Several plant species feature mitochondrial genetic mutations that result in lack of pollen production, allowing hybrid production even in normally self-pollinated species such as sorghum and rice. In each case, production of viable hybrid seed requires a method to produce hybrids that do produce viable pollen. In all cases of cytoplasmic male sterility (CMS), that restoration of pollen viability has come from the chromosomal genetics in which dominant, fertility restorer (Rf) genes are involved.
Corn is known to have three main types of CMS, designated as CMS-T, CMS-C and CMS-S. Each involve different mutations in the mitochondrial DNA but all leading to inability to adequately process the transformation of carbohydrates into usable form of energy (ATP) needed for pollen production. These mutations create the wrong protein to function as an enzyme in this pathway within the mitochondria. These genes are referred to as ORF genes.

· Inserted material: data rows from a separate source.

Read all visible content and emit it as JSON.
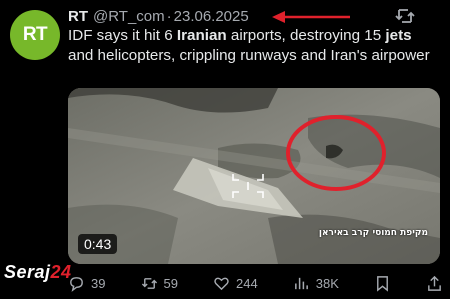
{
  "tweet": {
    "author_name": "RT",
    "handle": "@RT_com",
    "separator": "·",
    "date": "23.06.2025",
    "avatar_text": "RT",
    "text_segments": [
      {
        "text": "IDF says it hit 6 ",
        "bold": false
      },
      {
        "text": "Iranian",
        "bold": true
      },
      {
        "text": " airports, destroying 15 ",
        "bold": false
      },
      {
        "text": "jets",
        "bold": true
      },
      {
        "text": " and helicopters, crippling runways and Iran's airpower",
        "bold": false
      }
    ]
  },
  "media": {
    "duration": "0:43",
    "watermark": "מקיפת חמוסי קרב באיראן"
  },
  "actions": {
    "replies": "39",
    "reposts": "59",
    "likes": "244",
    "views": "38K"
  },
  "brand_overlay": {
    "logo_text": "Seraj24"
  },
  "colors": {
    "avatar_green": "#77b82a",
    "annotation_red": "#e0212c",
    "background": "#000000",
    "muted_text": "#a6aab0"
  },
  "icons": [
    "repost-icon",
    "reply-icon",
    "retweet-icon",
    "like-icon",
    "views-icon",
    "bookmark-icon",
    "share-icon"
  ]
}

Restoration of pollen production appears to be related to the proteins produced in the cells associated with specific Rf genes. These proteins are believed to be close in structure to the missing protein in the CMS mitochondria, allowing the carbohydrate transformation to ATP to continue. Each of the CMS versions ORF gene products are different and thus appropriate restorer genes are different. Restoration of CMS-T requires two Rf genes, designated as Rf1 and Rf2. Restoration of CMS-C is associated with Rf4. CMS-S is restored by the gene Rf3.
Corn breeders cross inbred designated to be female parents by crossing into related inbreds of the desired CMS after the inbred has been shown to not have the appropriate Rf genetics. Some inbreds are not possible to get complete sterility, probably because they include some Rf genetics. If the male of a hybrids does not already restore fertility to a specific CMS, the appropriate Rf gene is crossed into the inbred. CMS-T was desirable because it always gave complete male sterility. CMS-C and CMS-S occasionally, in some environments and some genetics, produce a small amount of pollen and therefore could result in some selfing in seed production fields. Seed producers usually remove tassels to prevent this problem.
Corn, having male flower parts easily removed from the plants designated as the seed parent, can produce hybrids without CMS. It is done mostly for cost and labor efficiently. For mass production of hybrid Rice or Sorghum seed, CMS and Rf genes are essential.
About Corn Journal
The purpose of this blog is to share perspectives of the biology of corn, its seed and diseases in a mix of technical and not so technical terms with all who are interested in this major crop. With more technical references to any of the topics easily available on the web with a search of key words, the blog will rarely cite references but will attempt to be accurate. Comments are welcome but will be screened before publishing. Comments and questions directed to the author by emails are encouraged.